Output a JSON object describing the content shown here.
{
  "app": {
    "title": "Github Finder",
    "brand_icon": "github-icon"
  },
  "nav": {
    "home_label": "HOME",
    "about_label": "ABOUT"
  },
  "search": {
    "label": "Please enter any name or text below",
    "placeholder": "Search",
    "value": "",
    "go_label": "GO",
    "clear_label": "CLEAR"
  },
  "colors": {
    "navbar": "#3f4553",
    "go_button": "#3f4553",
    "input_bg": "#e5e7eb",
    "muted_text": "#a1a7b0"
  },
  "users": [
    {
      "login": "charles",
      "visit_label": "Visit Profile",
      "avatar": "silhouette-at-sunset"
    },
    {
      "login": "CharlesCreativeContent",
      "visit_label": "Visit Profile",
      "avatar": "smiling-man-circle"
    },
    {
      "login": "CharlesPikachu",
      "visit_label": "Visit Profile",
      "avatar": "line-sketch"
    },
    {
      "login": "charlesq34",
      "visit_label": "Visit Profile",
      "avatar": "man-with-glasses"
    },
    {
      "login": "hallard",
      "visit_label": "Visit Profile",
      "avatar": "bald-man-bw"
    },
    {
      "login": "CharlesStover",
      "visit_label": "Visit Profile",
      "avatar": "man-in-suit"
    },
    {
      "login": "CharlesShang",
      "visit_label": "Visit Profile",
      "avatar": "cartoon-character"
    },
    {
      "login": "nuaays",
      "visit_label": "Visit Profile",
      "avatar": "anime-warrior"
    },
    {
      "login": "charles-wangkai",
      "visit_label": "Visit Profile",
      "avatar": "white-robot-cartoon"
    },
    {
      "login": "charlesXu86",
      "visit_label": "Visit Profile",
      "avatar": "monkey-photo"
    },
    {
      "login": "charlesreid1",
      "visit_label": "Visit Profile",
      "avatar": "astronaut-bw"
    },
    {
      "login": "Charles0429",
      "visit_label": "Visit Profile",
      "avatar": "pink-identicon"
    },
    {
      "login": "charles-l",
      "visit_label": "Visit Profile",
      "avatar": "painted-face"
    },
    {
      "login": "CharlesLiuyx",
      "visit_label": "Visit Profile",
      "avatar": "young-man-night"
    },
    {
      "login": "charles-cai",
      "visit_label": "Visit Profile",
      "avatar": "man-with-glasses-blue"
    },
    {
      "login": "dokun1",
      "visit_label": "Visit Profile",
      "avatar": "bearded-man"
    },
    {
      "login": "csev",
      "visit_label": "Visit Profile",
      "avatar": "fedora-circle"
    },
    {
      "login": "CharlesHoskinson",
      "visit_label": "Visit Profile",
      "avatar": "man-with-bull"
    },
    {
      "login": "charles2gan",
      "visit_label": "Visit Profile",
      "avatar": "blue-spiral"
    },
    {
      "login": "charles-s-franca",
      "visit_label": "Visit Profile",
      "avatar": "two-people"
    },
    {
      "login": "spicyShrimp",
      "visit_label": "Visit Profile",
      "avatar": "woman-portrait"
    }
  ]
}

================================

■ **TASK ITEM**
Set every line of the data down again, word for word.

■ **ANSWER SPACE**
Output a JSON object describing the content shown here.
{
  "app": {
    "title": "Github Finder",
    "brand_icon": "github-icon"
  },
  "nav": {
    "home_label": "HOME",
    "about_label": "ABOUT"
  },
  "search": {
    "label": "Please enter any name or text below",
    "placeholder": "Search",
    "value": "",
    "go_label": "GO",
    "clear_label": "CLEAR"
  },
  "colors": {
    "navbar": "#3f4553",
    "go_button": "#3f4553",
    "input_bg": "#e5e7eb",
    "muted_text": "#a1a7b0"
  },
  "users": [
    {
      "login": "charles",
      "visit_label": "Visit Profile",
      "avatar": "silhouette-at-sunset"
    },
    {
      "login": "CharlesCreativeContent",
      "visit_label": "Visit Profile",
      "avatar": "smiling-man-circle"
    },
    {
      "login": "CharlesPikachu",
      "visit_label": "Visit Profile",
      "avatar": "line-sketch"
    },
    {
      "login": "charlesq34",
      "visit_label": "Visit Profile",
      "avatar": "man-with-glasses"
    },
    {
      "login": "hallard",
      "visit_label": "Visit Profile",
      "avatar": "bald-man-bw"
    },
    {
      "login": "CharlesStover",
      "visit_label": "Visit Profile",
      "avatar": "man-in-suit"
    },
    {
      "login": "CharlesShang",
      "visit_label": "Visit Profile",
      "avatar": "cartoon-character"
    },
    {
      "login": "nuaays",
      "visit_label": "Visit Profile",
      "avatar": "anime-warrior"
    },
    {
      "login": "charles-wangkai",
      "visit_label": "Visit Profile",
      "avatar": "white-robot-cartoon"
    },
    {
      "login": "charlesXu86",
      "visit_label": "Visit Profile",
      "avatar": "monkey-photo"
    },
    {
      "login": "charlesreid1",
      "visit_label": "Visit Profile",
      "avatar": "astronaut-bw"
    },
    {
      "login": "Charles0429",
      "visit_label": "Visit Profile",
      "avatar": "pink-identicon"
    },
    {
      "login": "charles-l",
      "visit_label": "Visit Profile",
      "avatar": "painted-face"
    },
    {
      "login": "CharlesLiuyx",
      "visit_label": "Visit Profile",
      "avatar": "young-man-night"
    },
    {
      "login": "charles-cai",
      "visit_label": "Visit Profile",
      "avatar": "man-with-glasses-blue"
    },
    {
      "login": "dokun1",
      "visit_label": "Visit Profile",
      "avatar": "bearded-man"
    },
    {
      "login": "csev",
      "visit_label": "Visit Profile",
      "avatar": "fedora-circle"
    },
    {
      "login": "CharlesHoskinson",
      "visit_label": "Visit Profile",
      "avatar": "man-with-bull"
    },
    {
      "login": "charles2gan",
      "visit_label": "Visit Profile",
      "avatar": "blue-spiral"
    },
    {
      "login": "charles-s-franca",
      "visit_label": "Visit Profile",
      "avatar": "two-people"
    },
    {
      "login": "spicyShrimp",
      "visit_label": "Visit Profile",
      "avatar": "woman-portrait"
    }
  ]
}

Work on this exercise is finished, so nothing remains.